This was taken a few days after the clouded-out lunar eclipse of 21 January. I was a bit disappointed about the eclipse but I got a good shot in the end! Its a general wide angle view of the garden stacked (using simple star-trail stacking software) over 7 zoomed-in shots, taken 2.5 minutes apart, of a waning setting moon.
This is about 3 hours worth (!) of 30s exposures giving an apparent rotation of 45 degrees. This was one of my GCSE projects to evaluate the length of Earth’s sidereal day by extrapolating the measured angle of rotation and exposure time. I am still amazed at how well these shots reveal the star’s colour. I used PhotoImpression to get a negative of the image, printed it at A3 and drew construction lines from which to measure the angle of rotation. I did this with 3 separate dates to get an accurate figure. A lot of work!
The photo below is a 30s exposure of an aircraft flying left to right in front of Orion while banking away to reveal its wing lights. Taken just after a star trail session, so timing was pure luck but I have since noticed these planes always follow the same path from East Midland Airport.
Talking of Orion, this is its nebula taken through the SW 200P with a single shot of 1s exposure. The telescope’s fast F5 rating registers the faint nebulosity with quite short exposure times so the short star trails do not mess up the detail too much. Just needed some slight colour enhancement from MS Picture Manager. I must try this again with some manual tracking until I get motorised drives for the mount.

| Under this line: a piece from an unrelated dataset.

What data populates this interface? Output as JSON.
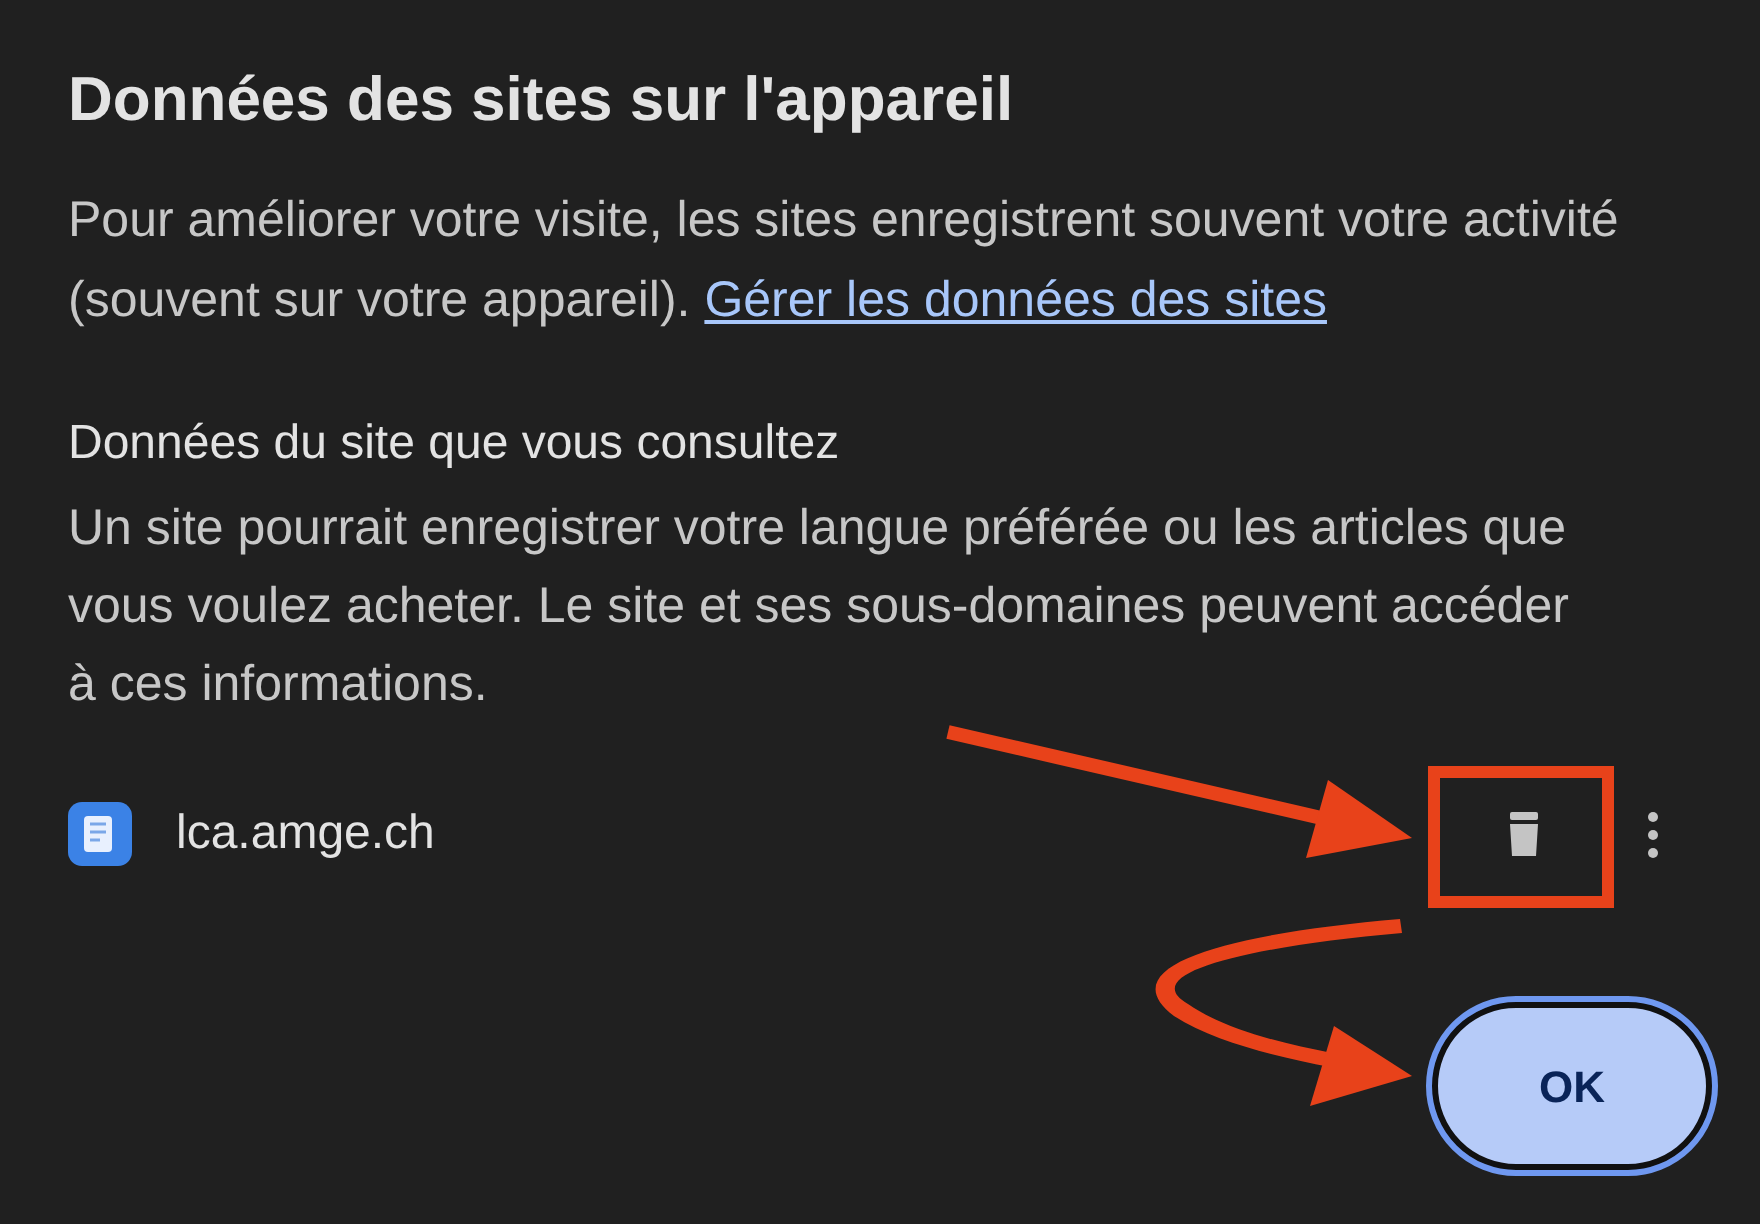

If you only have one telescope, the Skywatcher 200P, with adaptors for attaching a DSLR, has got to be high on the list.